**Dataset entries**
------------

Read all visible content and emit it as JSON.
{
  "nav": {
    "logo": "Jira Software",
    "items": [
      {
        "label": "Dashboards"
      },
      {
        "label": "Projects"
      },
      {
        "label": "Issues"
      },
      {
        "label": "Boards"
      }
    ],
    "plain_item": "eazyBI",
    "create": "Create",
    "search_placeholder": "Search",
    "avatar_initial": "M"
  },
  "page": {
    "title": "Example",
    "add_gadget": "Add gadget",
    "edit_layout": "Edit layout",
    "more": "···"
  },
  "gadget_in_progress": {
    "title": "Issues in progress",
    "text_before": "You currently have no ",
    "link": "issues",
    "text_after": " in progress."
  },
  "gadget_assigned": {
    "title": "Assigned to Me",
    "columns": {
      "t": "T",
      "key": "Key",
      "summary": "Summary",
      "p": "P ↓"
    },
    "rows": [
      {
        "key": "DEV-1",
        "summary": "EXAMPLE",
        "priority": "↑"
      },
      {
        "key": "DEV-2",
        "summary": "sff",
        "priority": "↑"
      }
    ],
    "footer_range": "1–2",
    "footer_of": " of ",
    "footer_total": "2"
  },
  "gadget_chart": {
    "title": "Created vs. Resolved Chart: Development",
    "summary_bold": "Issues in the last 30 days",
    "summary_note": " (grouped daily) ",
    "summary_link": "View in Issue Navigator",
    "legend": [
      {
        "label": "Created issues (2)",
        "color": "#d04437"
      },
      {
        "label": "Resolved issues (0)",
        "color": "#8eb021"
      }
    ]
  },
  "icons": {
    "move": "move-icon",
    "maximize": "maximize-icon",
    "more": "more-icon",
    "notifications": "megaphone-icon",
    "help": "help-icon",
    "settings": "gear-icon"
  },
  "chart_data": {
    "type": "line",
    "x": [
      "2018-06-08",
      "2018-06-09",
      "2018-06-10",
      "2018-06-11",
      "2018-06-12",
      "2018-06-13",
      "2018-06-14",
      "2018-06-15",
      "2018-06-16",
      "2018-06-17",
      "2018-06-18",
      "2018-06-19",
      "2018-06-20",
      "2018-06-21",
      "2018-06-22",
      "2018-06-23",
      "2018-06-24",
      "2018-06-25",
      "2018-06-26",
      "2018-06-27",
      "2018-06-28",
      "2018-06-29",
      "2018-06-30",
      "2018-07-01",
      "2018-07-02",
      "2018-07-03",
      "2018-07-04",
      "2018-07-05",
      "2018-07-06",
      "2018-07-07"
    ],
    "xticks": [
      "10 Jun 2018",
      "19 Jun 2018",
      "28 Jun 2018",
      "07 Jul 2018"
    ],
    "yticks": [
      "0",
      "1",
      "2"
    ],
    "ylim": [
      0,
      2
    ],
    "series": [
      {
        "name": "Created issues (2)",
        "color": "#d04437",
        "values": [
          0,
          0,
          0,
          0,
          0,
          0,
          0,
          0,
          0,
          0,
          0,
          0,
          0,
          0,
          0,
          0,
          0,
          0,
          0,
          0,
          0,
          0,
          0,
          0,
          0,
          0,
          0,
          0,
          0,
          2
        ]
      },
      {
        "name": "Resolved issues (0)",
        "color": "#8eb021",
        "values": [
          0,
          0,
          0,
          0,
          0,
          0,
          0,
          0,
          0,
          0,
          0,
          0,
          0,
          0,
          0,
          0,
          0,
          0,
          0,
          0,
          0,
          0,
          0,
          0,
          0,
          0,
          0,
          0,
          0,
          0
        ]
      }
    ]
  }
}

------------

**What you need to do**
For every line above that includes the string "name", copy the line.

**Response for this exercise**
        "name": "Created issues (2)",
        "name": "Resolved issues (0)",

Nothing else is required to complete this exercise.